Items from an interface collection
BEGIN

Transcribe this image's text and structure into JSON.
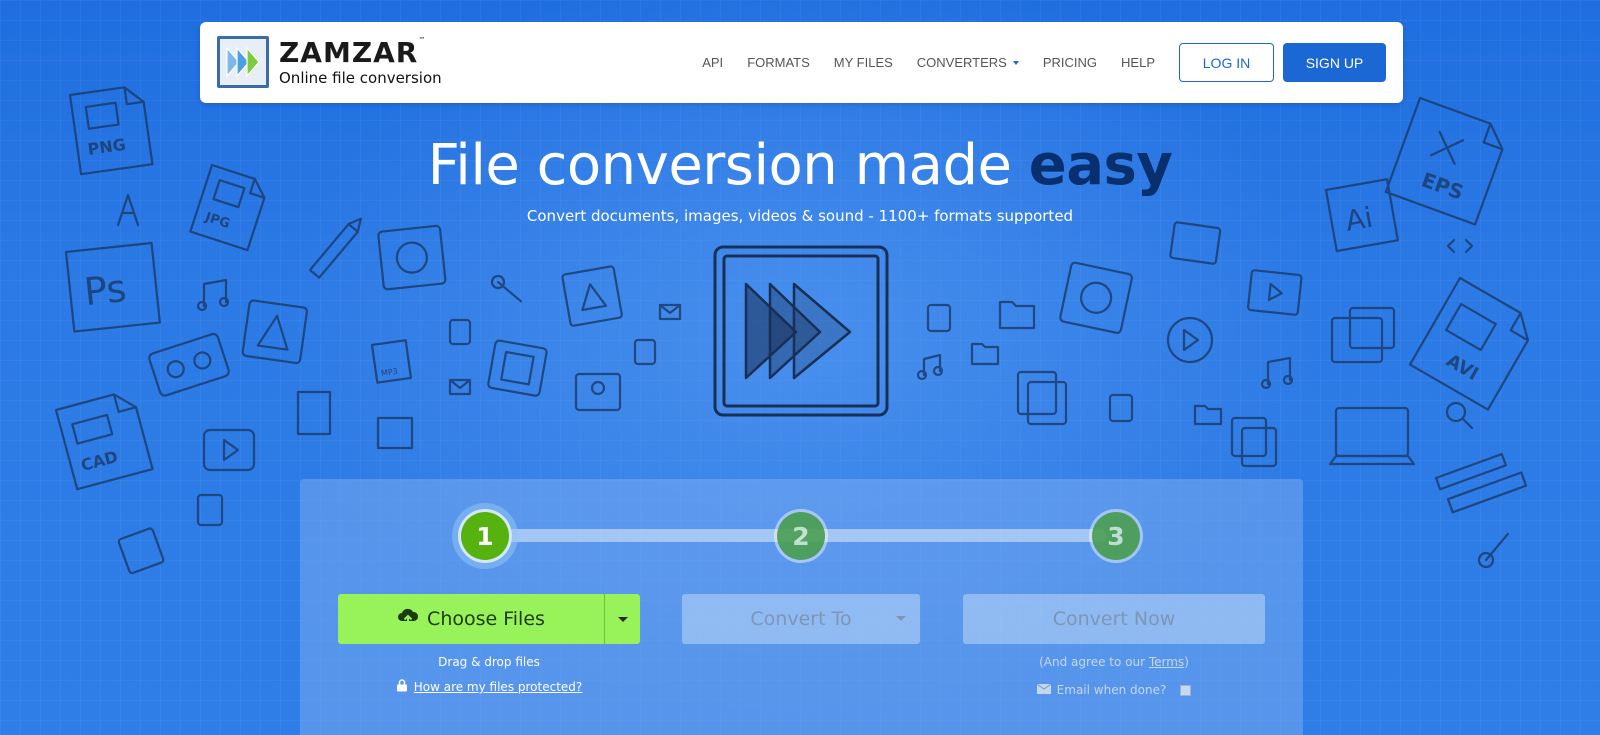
{
  "header": {
    "logo": {
      "brand": "ZAMZAR",
      "trademark": "™",
      "tagline": "Online file conversion",
      "icon": "zamzar-logo-icon"
    },
    "nav": [
      {
        "label": "API"
      },
      {
        "label": "FORMATS"
      },
      {
        "label": "MY FILES"
      },
      {
        "label": "CONVERTERS",
        "has_dropdown": true
      },
      {
        "label": "PRICING"
      },
      {
        "label": "HELP"
      }
    ],
    "login_label": "LOG IN",
    "signup_label": "SIGN UP"
  },
  "hero": {
    "title_main": "File conversion made",
    "title_emphasis": "easy",
    "subtitle": "Convert documents, images, videos & sound - 1100+ formats supported"
  },
  "decorations": {
    "format_labels": [
      "PNG",
      "JPG",
      "Ps",
      "CAD",
      "EPS",
      "Ai",
      "AVI",
      "MP3"
    ]
  },
  "converter": {
    "steps": [
      "1",
      "2",
      "3"
    ],
    "choose_files_label": "Choose Files",
    "drag_drop_text": "Drag & drop files",
    "protect_link": "How are my files protected?",
    "convert_to_label": "Convert To",
    "convert_now_label": "Convert Now",
    "terms_prefix": "(And agree to our ",
    "terms_link": "Terms",
    "terms_suffix": ")",
    "email_label": "Email when done?"
  },
  "colors": {
    "background": "#2a78e4",
    "brand_blue": "#1b67d3",
    "title_emphasis": "#0a2f6e",
    "choose_green": "#98f25a",
    "step_active": "#56b20f",
    "step_inactive": "#4c9f4f"
  }
}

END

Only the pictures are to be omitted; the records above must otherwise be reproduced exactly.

Transcribe this image's text and structure into JSON.
{
  "header": {
    "logo": {
      "brand": "ZAMZAR",
      "trademark": "™",
      "tagline": "Online file conversion",
      "icon": "zamzar-logo-icon"
    },
    "nav": [
      {
        "label": "API"
      },
      {
        "label": "FORMATS"
      },
      {
        "label": "MY FILES"
      },
      {
        "label": "CONVERTERS",
        "has_dropdown": true
      },
      {
        "label": "PRICING"
      },
      {
        "label": "HELP"
      }
    ],
    "login_label": "LOG IN",
    "signup_label": "SIGN UP"
  },
  "hero": {
    "title_main": "File conversion made",
    "title_emphasis": "easy",
    "subtitle": "Convert documents, images, videos & sound - 1100+ formats supported"
  },
  "decorations": {
    "format_labels": [
      "PNG",
      "JPG",
      "Ps",
      "CAD",
      "EPS",
      "Ai",
      "AVI",
      "MP3"
    ]
  },
  "converter": {
    "steps": [
      "1",
      "2",
      "3"
    ],
    "choose_files_label": "Choose Files",
    "drag_drop_text": "Drag & drop files",
    "protect_link": "How are my files protected?",
    "convert_to_label": "Convert To",
    "convert_now_label": "Convert Now",
    "terms_prefix": "(And agree to our ",
    "terms_link": "Terms",
    "terms_suffix": ")",
    "email_label": "Email when done?"
  },
  "colors": {
    "background": "#2a78e4",
    "brand_blue": "#1b67d3",
    "title_emphasis": "#0a2f6e",
    "choose_green": "#98f25a",
    "step_active": "#56b20f",
    "step_inactive": "#4c9f4f"
  }
}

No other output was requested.